▶ DIRECTIONS FOR THIS TASK: Wherever "more" shows up in the records below, copy the whole line.

[Web page and app entries]
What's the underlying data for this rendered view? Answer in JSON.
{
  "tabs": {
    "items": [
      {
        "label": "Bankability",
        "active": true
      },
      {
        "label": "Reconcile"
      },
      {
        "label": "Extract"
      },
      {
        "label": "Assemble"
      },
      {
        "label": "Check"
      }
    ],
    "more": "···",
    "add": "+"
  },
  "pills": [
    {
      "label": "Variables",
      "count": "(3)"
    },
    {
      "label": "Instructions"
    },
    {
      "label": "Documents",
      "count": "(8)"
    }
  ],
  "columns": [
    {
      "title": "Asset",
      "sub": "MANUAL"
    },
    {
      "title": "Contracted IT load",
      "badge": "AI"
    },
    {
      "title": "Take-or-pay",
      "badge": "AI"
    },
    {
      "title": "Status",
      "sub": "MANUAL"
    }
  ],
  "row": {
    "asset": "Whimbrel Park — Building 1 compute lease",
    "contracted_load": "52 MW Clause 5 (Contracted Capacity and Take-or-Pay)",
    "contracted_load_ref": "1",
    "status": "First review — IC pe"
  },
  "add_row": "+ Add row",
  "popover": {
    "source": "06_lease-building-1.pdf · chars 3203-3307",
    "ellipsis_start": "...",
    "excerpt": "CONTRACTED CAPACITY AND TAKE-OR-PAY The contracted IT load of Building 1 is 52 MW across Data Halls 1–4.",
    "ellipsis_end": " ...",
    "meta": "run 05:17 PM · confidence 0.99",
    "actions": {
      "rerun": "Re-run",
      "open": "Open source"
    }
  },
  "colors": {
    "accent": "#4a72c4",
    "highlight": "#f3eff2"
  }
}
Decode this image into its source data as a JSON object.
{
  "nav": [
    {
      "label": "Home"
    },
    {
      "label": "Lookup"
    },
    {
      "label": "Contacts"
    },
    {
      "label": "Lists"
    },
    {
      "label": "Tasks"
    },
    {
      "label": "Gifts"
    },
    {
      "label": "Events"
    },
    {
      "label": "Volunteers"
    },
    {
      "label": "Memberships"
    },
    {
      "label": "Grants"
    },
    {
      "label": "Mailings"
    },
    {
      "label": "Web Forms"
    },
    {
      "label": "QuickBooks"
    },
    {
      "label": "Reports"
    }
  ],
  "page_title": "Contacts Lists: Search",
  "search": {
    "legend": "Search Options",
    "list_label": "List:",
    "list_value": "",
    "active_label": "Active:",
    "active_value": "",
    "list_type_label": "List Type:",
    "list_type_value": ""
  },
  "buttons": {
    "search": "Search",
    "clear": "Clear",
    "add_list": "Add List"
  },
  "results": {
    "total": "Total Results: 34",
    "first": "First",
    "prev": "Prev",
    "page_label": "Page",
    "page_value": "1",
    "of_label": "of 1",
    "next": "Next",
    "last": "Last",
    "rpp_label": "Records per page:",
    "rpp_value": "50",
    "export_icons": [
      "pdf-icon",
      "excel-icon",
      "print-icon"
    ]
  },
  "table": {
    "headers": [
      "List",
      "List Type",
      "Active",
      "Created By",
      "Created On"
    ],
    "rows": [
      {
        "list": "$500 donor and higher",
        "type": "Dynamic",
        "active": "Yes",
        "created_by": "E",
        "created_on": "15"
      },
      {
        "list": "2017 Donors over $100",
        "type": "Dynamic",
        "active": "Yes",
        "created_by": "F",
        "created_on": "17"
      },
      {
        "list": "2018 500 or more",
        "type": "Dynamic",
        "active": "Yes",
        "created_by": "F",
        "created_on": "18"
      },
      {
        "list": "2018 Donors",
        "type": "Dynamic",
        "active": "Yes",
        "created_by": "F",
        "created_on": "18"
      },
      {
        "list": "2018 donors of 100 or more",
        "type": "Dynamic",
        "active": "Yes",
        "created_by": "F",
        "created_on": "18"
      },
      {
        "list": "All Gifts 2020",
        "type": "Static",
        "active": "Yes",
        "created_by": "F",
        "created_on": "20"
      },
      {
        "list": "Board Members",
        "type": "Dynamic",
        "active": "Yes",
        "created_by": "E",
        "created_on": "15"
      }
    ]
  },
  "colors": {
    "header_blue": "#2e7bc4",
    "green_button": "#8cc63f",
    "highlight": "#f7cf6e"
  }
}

▶ EXPECTED OUTPUT:
    "more": "···",
        "list": "2018 500 or more",
        "list": "2018 donors of 100 or more",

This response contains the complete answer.